* [Task requirements]:
Scan the data. Collect each line that contains the word "листы".

(Component data from apps and pages)

=-=-=

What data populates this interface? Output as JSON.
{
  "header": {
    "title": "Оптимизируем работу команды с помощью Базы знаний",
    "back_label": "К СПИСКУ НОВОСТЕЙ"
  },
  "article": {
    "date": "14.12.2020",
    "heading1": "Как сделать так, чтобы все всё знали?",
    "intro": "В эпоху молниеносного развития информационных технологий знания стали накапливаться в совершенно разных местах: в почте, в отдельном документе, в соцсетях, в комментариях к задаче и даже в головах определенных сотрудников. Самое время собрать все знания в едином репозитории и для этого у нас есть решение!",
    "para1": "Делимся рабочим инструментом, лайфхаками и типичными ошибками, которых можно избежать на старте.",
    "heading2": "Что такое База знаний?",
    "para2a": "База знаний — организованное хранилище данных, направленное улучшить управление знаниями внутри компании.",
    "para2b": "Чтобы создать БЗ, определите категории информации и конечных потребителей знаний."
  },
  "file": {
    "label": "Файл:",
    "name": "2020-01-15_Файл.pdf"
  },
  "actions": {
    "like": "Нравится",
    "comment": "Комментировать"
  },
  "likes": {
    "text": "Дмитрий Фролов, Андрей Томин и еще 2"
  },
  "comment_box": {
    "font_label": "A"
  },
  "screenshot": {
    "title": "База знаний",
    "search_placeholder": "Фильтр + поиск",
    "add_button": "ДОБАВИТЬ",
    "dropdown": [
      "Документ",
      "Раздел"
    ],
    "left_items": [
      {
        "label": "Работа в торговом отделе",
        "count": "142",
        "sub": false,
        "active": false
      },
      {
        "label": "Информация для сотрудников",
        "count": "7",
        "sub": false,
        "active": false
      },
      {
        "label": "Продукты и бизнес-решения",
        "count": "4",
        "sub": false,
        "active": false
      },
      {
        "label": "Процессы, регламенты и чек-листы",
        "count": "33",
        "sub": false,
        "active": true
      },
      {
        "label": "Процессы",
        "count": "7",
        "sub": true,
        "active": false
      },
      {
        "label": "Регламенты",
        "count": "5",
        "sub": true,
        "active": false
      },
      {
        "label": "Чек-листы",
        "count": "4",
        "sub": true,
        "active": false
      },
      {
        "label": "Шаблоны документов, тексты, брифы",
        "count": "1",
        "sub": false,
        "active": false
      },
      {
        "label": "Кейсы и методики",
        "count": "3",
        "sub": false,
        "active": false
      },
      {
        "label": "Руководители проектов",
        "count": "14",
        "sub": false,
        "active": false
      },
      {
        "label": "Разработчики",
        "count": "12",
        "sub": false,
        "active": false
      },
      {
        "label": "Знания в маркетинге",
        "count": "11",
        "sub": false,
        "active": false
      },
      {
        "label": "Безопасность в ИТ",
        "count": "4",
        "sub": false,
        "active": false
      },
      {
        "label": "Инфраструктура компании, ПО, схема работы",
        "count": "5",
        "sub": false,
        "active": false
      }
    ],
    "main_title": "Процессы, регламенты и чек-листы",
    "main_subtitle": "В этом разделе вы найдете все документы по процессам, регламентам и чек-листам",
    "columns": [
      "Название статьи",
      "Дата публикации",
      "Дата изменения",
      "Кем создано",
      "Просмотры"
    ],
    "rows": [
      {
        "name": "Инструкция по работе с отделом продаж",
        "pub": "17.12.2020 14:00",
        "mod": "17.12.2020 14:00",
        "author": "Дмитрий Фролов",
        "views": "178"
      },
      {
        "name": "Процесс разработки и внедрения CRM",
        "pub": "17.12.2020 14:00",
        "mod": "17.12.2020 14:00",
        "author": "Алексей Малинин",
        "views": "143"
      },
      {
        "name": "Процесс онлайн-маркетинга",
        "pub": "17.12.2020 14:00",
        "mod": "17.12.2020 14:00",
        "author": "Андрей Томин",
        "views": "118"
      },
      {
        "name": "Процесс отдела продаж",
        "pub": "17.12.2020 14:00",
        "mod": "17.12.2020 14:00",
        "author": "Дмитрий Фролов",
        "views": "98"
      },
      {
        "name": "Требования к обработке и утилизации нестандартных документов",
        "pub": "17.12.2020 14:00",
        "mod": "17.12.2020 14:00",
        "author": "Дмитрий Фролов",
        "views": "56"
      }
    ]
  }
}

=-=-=

* [Written reply]:
        "label": "Процессы, регламенты и чек-листы",
        "label": "Чек-листы",
    "main_title": "Процессы, регламенты и чек-листы",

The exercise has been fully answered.